Starbucks Corp. is ramping up growth for its coffeehouse locations in the Americas region and China, saying any talk of saturation or the inability to find good real estate should be “taken off the table.”
After reporting an 18-percent increase in net income for its second quarter Thursday and a global same-store sales increase of 7 percent, Starbucks told analysts in a conference call that the company will raise the number of locations it expects to open this year to 1,000 from the previous target of 800.
During fiscal 2012, the company expects to open 500 new units in the region called the Americas, which includes the U.S., Canada and Latin America. At the end of the April 1-ended second quarter, the chain had 12,570 locations within the region, roughly 100 more than the same quarter the prior year.

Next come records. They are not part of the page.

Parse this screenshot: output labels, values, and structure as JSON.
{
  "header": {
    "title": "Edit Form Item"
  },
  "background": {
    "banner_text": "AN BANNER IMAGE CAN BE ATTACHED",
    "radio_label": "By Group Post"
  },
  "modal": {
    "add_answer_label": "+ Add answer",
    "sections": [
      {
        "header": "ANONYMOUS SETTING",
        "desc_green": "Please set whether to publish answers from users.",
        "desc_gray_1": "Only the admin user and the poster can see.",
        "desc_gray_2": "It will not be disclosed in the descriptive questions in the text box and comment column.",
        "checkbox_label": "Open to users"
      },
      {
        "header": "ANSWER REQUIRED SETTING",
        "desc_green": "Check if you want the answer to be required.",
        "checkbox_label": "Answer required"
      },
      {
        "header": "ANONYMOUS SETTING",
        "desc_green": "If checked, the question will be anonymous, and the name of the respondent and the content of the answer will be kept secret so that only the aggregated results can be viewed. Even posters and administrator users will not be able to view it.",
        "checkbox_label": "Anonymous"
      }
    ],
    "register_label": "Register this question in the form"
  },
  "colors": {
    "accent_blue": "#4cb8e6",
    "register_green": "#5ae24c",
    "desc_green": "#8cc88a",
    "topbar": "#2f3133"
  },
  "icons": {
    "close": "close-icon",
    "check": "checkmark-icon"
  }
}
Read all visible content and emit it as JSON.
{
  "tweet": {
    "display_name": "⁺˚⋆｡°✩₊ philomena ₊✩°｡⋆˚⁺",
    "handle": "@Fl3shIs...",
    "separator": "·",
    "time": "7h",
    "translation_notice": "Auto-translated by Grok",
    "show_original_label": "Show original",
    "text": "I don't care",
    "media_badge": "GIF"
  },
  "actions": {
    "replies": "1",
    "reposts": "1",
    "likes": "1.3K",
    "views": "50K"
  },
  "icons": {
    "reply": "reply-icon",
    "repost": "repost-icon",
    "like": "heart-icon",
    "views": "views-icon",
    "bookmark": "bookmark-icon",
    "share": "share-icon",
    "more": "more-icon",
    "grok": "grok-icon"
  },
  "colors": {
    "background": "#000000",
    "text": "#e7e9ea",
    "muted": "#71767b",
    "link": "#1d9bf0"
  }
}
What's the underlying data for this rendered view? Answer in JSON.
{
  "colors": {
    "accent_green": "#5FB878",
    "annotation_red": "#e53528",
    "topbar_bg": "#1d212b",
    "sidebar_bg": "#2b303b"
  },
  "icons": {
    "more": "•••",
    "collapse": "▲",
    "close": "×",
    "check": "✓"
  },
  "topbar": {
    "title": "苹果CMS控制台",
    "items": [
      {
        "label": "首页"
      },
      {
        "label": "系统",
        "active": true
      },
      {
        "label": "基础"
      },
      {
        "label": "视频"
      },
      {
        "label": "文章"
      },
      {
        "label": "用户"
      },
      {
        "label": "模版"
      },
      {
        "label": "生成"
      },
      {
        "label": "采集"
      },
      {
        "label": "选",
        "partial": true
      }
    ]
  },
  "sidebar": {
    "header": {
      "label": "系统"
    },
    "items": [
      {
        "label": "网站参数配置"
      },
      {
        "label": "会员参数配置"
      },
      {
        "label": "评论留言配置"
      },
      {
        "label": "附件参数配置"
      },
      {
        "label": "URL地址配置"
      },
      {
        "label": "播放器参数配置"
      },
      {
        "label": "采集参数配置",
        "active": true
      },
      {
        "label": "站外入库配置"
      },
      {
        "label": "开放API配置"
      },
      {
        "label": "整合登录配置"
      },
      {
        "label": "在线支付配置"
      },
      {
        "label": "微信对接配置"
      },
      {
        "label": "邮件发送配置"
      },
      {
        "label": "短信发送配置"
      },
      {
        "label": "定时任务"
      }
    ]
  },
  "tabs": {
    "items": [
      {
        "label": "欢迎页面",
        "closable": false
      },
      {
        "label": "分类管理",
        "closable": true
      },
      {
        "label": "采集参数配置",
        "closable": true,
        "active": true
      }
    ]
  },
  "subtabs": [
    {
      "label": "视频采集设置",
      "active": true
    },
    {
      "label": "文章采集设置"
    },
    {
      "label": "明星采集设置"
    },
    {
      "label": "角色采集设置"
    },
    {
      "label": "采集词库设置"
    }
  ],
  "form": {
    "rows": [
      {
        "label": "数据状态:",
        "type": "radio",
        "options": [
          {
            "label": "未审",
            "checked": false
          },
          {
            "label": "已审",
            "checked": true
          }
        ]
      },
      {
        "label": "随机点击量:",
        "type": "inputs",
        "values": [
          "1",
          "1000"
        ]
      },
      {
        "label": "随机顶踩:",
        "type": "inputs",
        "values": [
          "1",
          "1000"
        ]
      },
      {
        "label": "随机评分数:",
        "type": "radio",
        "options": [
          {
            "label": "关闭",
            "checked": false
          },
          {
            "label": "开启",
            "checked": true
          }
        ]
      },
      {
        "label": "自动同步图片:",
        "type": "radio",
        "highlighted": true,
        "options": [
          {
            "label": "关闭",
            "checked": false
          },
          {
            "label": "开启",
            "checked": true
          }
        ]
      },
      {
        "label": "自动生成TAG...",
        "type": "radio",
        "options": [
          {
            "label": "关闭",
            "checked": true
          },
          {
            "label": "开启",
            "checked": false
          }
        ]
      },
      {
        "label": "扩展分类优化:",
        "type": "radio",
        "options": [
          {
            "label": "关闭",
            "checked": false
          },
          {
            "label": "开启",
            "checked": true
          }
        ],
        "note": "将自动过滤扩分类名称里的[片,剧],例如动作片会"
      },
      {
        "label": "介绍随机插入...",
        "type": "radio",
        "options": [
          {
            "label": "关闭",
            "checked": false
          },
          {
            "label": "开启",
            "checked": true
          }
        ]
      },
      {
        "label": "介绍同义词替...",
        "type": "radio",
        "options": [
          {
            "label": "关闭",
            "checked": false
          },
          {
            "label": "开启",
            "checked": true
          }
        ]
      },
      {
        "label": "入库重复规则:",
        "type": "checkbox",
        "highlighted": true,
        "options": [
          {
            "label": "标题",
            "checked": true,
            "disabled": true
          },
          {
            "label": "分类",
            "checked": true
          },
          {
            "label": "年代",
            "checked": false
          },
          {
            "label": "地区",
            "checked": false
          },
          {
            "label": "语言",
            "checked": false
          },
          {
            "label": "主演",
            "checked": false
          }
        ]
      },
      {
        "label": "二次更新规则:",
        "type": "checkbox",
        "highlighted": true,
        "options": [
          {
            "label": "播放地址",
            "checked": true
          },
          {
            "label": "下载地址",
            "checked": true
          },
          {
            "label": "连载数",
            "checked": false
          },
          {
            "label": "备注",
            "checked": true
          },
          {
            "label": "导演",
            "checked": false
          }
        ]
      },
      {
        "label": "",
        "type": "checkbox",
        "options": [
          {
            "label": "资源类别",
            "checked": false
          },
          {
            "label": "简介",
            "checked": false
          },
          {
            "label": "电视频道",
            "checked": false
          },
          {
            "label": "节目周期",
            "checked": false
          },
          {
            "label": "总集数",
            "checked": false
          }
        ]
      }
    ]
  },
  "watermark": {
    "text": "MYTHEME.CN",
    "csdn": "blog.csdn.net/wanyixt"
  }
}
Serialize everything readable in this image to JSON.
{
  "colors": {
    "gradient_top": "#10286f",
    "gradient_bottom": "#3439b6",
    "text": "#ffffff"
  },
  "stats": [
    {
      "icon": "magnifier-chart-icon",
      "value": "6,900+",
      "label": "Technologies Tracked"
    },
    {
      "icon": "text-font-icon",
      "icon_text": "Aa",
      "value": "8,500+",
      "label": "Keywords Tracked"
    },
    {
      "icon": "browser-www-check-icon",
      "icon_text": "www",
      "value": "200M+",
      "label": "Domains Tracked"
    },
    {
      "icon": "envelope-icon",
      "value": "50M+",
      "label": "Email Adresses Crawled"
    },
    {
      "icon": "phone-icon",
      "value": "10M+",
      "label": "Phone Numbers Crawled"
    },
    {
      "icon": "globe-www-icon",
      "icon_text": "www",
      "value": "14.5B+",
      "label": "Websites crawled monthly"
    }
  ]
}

Through the recession, Starbucks closed close to 1,000 underperforming units across the U.S. as part of the chain’s turnaround. Now, said Howard Schultz, Starbucks’ chair, president and chief executive, the picture looks very different for the coffeehouse brand.
U.S. locations open within the past year are performing “extraordinarily well,” Schultz said.
“So any thought of saturation or inability to find quality real estate and continue to expand in the U.S., or, for that matter, North America, should be taken off the table,” Schultz added. “I can’t envision in the coming years that we’d open less stores than we just announced.”
He added that markets like Brazil, where Starbucks has fewer than 100 units, have room for growth, as well as other countries, like Argentina and Mexico.
Same-store sales for the Americas grew 8 percent during the quarter.
China, however, remains the region where Starbucks sees the most opportunity.
Starbucks said it is adding another 100 planned units to its schedule for the China Asia Pacific region for a total of 400 to open this year. Half of those new units will be in China, where the same-store sales increase for the quarter topped 20 percent for the seventh consecutive quarter.
Europe remains a problem for Starbucks, however. The Europe, Middle East and Africa — or EMEA — region saw same-store sales drop 1 percent during the quarter. Schultz said same-store sales increases in the United Kingdom and France were not enough to compensate for declines in Germany and Ireland.
Fears of a double-dip recession in the U.K. and lingering high unemployment across Europe have dragged down results, Schultz said. But the company is focusing efforts on a turnaround similar to that of the U.S. in recent years.
“We’ve seen this movie before and I’m proud to say it had a positive ending … in the U.S.,” Schultz said. “But this is not going to happen overnight.”
Meanwhile, the company is aggressively growing its channel development division, what used to be known as its consumer products group, or CPG, segment, which includes packaged coffees, single-cup products and bottled beverages.
Schultz said sales of Starbucks’ new Blonde Roast coffees, a lighter roast that debuted in January, have been strong, contributing to a 17-percent increase in packaged coffee sales during the quarter. K-Cup sales also contributed about half of the 57-percent increase in revenue growth for the channel development division.
The company also announced the debut of a new Refreshers energy drink during the quarter, which will be first offered as a handcrafted beverage in stores over the summer, followed by the launch of a bottled version available in retail outlets.
The chain is also rolling out bottled Evolution Fresh juices in Starbucks stores after acquiring the juice maker last year.
Schultz said he sees Evolution Fresh as yet another potential billion-dollar Starbucks brand.
The chain also opened its first Evolution Fresh retail concept in Bellevue, Wash., during the quarter, offering premium juices and healthful foods. More are planned, he hinted, saying the customer response to the concept has been positive.
“We are incorporating the early learnings from the first store into plans for future retail expansion,” Schultz said.